Nothing in the AFL seems to generate conjecture, quite like the annual announcement of the All-Australian team, and when the AFL extended the squad to 40 men in 2007, it gave further recognition to players who might not necessarily make the final team.
The squad is selected, based on how well players perform during the year, with the criteria somewhat arbitrary, with no set game threshold, nor a team’s ladder-position being taken into account.
With every squad announcement however, the inevitable debate arises, as to whether a player deserves to take their place in the team, regardless as to whether they even played in that position during the year at all.
For instance, Barry Hall was selected in the forward pocket in the 2010 All-Australian team, even though he was the Western Bulldogs’ full forward.
Furthermore, Jonathan Brown was named in the forward pocket of the 2009 team, even though the Brisbane spearhead played most of his football as the Lions’ centre half forward.
Brown and Hall were entitled to their spot. But contention arises when you have a man in Mark LeCras, who missed out on selection in 2009, after kicking 58 goals as a small forward – the very position Brown was selected in – but never actually lined up in throughout the year for Brisbane.
So what’s the solution?
Do players who have had a great year deserve a place in the All-Australian team, regardless of their position, or should best players for their position be selected?
The proposal is this: each position should have four to five players nominated and unless they are selected in the said position or on the bench, they cannot make the team.

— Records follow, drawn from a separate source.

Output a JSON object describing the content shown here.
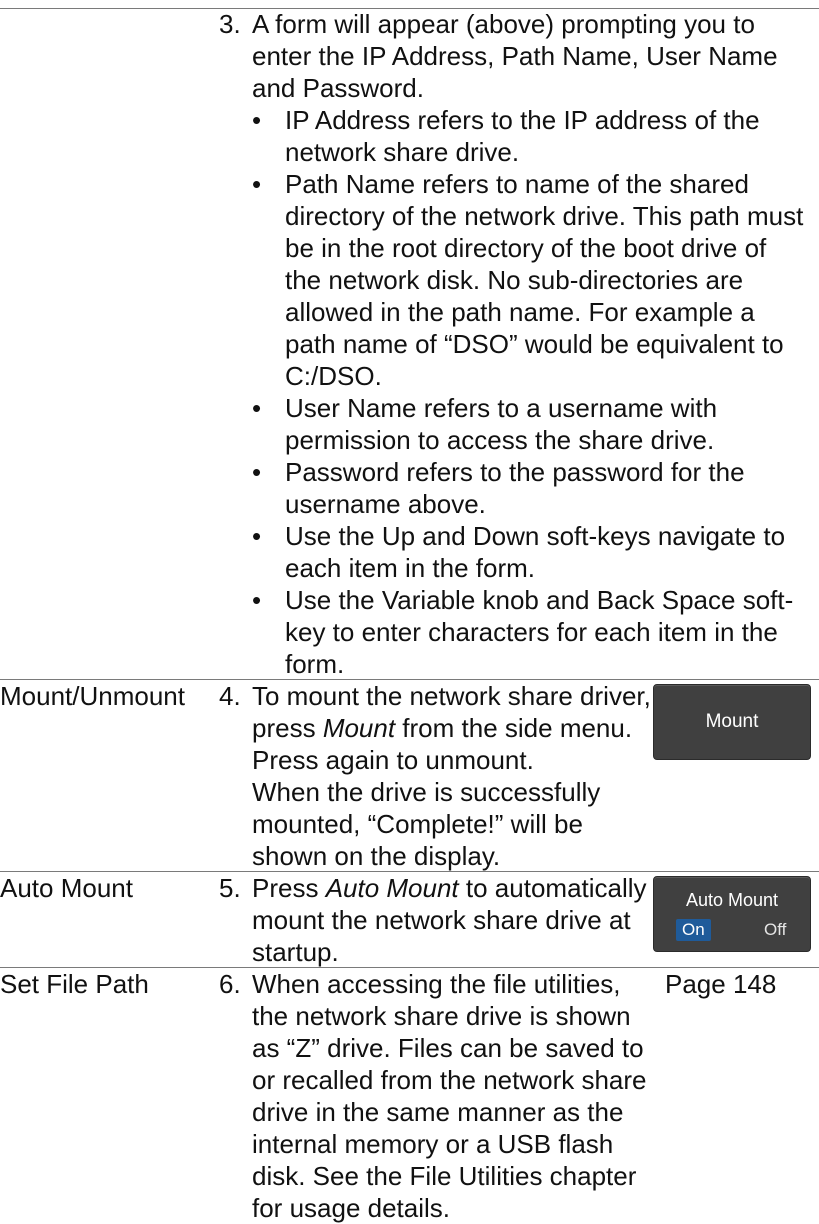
{
  "step3": {
    "number": "3.",
    "intro": [
      "A form will appear (above) prompting you to",
      "enter the IP Address, Path Name, User Name",
      "and Password."
    ],
    "bullets": [
      [
        "IP Address refers to the IP address of the",
        "network share drive."
      ],
      [
        "Path Name refers to name of the shared",
        "directory of the network drive. This path must",
        "be in the root directory of the boot drive of",
        "the network disk. No sub-directories are",
        "allowed in the path name. For example a",
        "path name of “DSO” would be equivalent to",
        "C:/DSO."
      ],
      [
        "User Name refers to a username with",
        "permission to access the share drive."
      ],
      [
        "Password refers to the password for the",
        "username above."
      ],
      [
        "Use the Up and Down soft-keys navigate to",
        "each item in the form."
      ],
      [
        "Use the Variable knob and Back Space soft-",
        "key to enter characters for each item in the",
        "form."
      ]
    ],
    "bullet_glyph": "•"
  },
  "step4": {
    "label": "Mount/Unmount",
    "number": "4.",
    "line1_prefix": "To mount the network share driver,",
    "line2_pre": "press ",
    "line2_italic": "Mount",
    "line2_post": " from the side menu.",
    "lines": [
      "Press again to unmount.",
      "When the drive is successfully",
      "mounted, “Complete!” will be",
      "shown on the display."
    ],
    "key_label": "Mount"
  },
  "step5": {
    "label": "Auto Mount",
    "number": "5.",
    "line1_pre": "Press ",
    "line1_italic": "Auto Mount",
    "line1_post": " to automatically",
    "lines": [
      "mount the network share drive at",
      "startup."
    ],
    "key_title": "Auto Mount",
    "key_on": "On",
    "key_off": "Off"
  },
  "step6": {
    "label": "Set File Path",
    "number": "6.",
    "lines": [
      "When accessing the file utilities,",
      "the network share drive is shown",
      "as “Z” drive. Files can be saved to",
      "or recalled from the network share",
      "drive in the same manner as the",
      "internal memory or a USB flash",
      "disk. See the File Utilities chapter",
      "for usage details."
    ],
    "page_ref": "Page 148"
  },
  "colors": {
    "soft_key_bg": "#404040",
    "soft_key_selected": "#1f5b9a",
    "rule": "#7a7a7a"
  }
}
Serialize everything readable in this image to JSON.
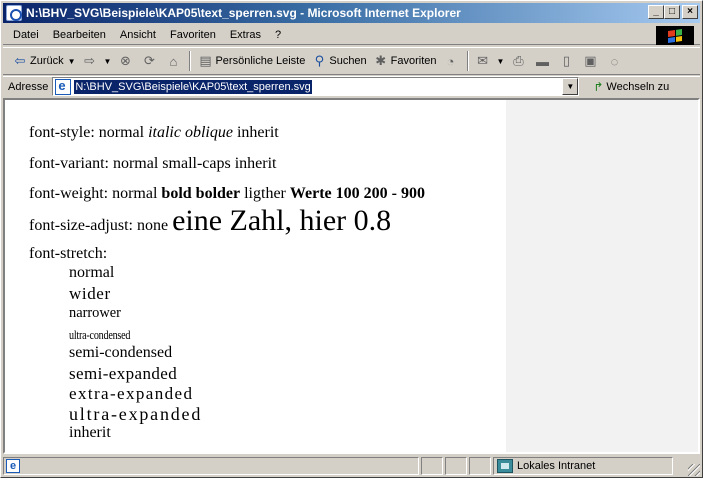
{
  "window": {
    "title": "N:\\BHV_SVG\\Beispiele\\KAP05\\text_sperren.svg - Microsoft Internet Explorer",
    "buttons": {
      "minimize": "_",
      "maximize": "□",
      "close": "×"
    }
  },
  "menu": [
    "Datei",
    "Bearbeiten",
    "Ansicht",
    "Favoriten",
    "Extras",
    "?"
  ],
  "toolbar": {
    "back_label": "Zurück",
    "personal_bar_label": "Persönliche Leiste",
    "search_label": "Suchen",
    "favorites_label": "Favoriten"
  },
  "address": {
    "label": "Adresse",
    "value": "N:\\BHV_SVG\\Beispiele\\KAP05\\text_sperren.svg",
    "go_label": "Wechseln zu"
  },
  "content": {
    "style_line": {
      "prefix": "font-style: normal ",
      "italic": "italic",
      "oblique": "oblique",
      "suffix": " inherit"
    },
    "variant_line": "font-variant: normal small-caps inherit",
    "weight_line": {
      "prefix": "font-weight: normal ",
      "bold": "bold bolder",
      "middle": " ligther ",
      "values": "Werte 100 200 - 900"
    },
    "size_adjust_line": {
      "prefix": "font-size-adjust: none ",
      "big": "eine Zahl, hier 0.8"
    },
    "stretch_label": "font-stretch:",
    "stretch_values": [
      "normal",
      "wider",
      "narrower",
      "ultra-condensed",
      "semi-condensed",
      "semi-expanded",
      "extra-expanded",
      "ultra-expanded",
      "inherit"
    ]
  },
  "status": {
    "zone_label": "Lokales Intranet"
  }
}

For instance, if we take the players selected for the 2011 squad, who have played full back this year: Matthew Scarlett, Darren Glass, Josh Gibson and Luke McPharlin and if the proposed selection criteria comes in, only one of these four players can assume a place on the field, with the other three in contention for a bench spot.

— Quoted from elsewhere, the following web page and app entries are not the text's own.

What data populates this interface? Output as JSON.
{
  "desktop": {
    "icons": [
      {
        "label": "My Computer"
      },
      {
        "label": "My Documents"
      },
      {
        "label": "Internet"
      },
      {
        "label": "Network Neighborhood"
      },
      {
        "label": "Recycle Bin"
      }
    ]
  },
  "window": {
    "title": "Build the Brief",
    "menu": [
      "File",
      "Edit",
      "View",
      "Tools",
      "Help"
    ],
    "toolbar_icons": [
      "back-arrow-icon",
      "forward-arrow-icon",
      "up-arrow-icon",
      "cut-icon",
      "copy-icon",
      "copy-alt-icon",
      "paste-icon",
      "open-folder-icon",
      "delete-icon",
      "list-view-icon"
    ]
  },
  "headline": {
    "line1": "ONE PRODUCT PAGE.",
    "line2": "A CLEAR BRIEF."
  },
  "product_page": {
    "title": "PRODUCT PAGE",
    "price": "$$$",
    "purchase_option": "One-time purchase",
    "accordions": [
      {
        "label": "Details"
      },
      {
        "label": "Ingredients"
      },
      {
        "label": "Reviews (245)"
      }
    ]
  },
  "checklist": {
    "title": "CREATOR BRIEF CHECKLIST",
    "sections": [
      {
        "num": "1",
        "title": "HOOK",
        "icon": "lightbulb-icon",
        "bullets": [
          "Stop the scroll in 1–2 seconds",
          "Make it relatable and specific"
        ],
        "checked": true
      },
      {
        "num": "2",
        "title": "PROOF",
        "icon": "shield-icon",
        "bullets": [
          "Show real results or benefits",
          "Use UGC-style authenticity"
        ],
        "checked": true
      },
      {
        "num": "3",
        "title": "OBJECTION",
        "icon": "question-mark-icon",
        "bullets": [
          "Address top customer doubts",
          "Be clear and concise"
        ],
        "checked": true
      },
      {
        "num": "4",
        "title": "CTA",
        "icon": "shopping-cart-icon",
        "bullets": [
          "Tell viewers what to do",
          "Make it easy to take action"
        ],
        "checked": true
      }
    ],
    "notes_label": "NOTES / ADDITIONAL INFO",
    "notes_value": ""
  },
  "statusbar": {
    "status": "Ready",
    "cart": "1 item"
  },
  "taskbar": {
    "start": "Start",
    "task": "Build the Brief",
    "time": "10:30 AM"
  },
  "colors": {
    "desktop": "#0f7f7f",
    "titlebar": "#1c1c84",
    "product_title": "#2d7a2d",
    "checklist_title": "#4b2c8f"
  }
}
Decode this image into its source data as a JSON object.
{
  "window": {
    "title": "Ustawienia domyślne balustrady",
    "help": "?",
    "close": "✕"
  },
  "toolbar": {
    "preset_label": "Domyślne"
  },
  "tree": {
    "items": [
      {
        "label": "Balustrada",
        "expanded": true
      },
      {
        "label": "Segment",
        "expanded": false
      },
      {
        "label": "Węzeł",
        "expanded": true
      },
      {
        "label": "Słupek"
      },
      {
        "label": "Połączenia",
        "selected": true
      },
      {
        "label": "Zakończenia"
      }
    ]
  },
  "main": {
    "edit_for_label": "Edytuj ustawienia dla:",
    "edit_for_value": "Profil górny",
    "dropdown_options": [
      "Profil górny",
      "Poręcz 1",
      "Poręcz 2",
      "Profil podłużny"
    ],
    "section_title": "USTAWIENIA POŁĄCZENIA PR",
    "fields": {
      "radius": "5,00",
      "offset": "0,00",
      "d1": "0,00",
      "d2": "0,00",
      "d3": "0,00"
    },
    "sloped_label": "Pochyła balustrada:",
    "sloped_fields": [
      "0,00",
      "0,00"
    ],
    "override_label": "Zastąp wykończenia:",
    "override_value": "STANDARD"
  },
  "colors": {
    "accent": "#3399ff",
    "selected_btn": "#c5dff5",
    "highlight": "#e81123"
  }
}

However, the 2011 squad threw up several players, who actually played several positions in the ground.
Adam Goodes and Steve Johnson were two players that played both, midfield and forward in 2011, which is where the idea can get somewhat complicated.
In the situation that a player who does play two positions arises, the player would be eligible to be selected as a midfielder or as a half forward flank; the typical rotating midfielder/forward spot.

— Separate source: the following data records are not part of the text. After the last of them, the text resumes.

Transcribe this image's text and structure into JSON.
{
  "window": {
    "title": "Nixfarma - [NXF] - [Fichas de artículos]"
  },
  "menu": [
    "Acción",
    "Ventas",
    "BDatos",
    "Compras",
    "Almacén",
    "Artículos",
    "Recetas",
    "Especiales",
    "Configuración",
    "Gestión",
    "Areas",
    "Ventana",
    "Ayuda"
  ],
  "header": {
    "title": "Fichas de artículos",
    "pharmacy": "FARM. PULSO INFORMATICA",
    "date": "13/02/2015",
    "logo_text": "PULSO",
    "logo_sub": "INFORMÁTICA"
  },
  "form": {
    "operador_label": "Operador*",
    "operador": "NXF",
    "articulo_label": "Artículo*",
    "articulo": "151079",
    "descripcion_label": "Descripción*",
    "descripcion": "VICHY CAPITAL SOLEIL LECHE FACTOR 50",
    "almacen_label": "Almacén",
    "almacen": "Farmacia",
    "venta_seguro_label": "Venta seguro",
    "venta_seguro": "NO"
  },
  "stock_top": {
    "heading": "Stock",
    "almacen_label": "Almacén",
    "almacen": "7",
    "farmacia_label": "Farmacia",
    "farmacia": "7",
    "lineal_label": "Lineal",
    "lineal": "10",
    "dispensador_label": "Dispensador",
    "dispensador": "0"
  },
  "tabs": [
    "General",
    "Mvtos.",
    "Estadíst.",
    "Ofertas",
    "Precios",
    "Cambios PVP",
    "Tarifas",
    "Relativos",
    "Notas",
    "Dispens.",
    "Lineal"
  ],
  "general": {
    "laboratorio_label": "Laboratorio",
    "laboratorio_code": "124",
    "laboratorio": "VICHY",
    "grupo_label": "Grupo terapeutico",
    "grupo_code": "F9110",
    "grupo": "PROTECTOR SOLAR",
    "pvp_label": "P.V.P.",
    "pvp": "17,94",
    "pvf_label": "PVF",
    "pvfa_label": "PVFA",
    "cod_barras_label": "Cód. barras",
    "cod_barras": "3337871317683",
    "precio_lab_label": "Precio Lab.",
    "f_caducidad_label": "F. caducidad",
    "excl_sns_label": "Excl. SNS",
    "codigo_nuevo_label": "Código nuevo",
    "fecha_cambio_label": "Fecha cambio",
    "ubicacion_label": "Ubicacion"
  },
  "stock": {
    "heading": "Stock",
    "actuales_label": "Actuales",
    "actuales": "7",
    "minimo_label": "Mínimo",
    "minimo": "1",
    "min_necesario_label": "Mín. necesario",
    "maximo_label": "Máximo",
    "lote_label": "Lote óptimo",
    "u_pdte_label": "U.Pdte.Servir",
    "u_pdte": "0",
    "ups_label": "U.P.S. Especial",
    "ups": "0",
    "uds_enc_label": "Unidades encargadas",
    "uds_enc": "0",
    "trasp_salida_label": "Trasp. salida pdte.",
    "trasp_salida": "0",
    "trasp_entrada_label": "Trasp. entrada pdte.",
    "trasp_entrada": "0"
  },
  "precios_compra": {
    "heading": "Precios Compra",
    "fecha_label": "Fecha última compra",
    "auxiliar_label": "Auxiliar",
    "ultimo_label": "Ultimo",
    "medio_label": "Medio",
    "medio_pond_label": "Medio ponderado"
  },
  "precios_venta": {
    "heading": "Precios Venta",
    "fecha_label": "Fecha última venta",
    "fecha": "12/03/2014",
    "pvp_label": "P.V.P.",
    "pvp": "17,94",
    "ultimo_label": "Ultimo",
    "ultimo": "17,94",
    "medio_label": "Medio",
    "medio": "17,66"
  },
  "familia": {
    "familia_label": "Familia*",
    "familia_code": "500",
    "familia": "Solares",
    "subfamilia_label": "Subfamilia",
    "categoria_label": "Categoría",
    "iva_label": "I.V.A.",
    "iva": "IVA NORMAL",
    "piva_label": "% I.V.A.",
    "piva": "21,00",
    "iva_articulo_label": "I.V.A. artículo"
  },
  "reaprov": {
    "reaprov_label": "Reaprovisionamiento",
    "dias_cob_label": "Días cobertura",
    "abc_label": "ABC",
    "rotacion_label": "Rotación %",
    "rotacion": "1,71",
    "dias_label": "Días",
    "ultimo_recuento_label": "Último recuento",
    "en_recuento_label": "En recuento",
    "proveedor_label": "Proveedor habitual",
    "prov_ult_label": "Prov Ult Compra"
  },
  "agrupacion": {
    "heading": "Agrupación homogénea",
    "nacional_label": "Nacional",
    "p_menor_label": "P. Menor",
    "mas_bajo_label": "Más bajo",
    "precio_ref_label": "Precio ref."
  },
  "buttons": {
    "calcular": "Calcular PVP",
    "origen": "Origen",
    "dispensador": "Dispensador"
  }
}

The All-Australian team should be the AFL’s best team; each player selected in the best position that they have played that year.
When the team has players selected in a spot they wouldn’t normally line up at, it cheapens the accolade and alienates the players who have made the position their own.
So, the AFL needs to change the criteria as soon as possible, before the All-Australian team becomes more redundant than it already is.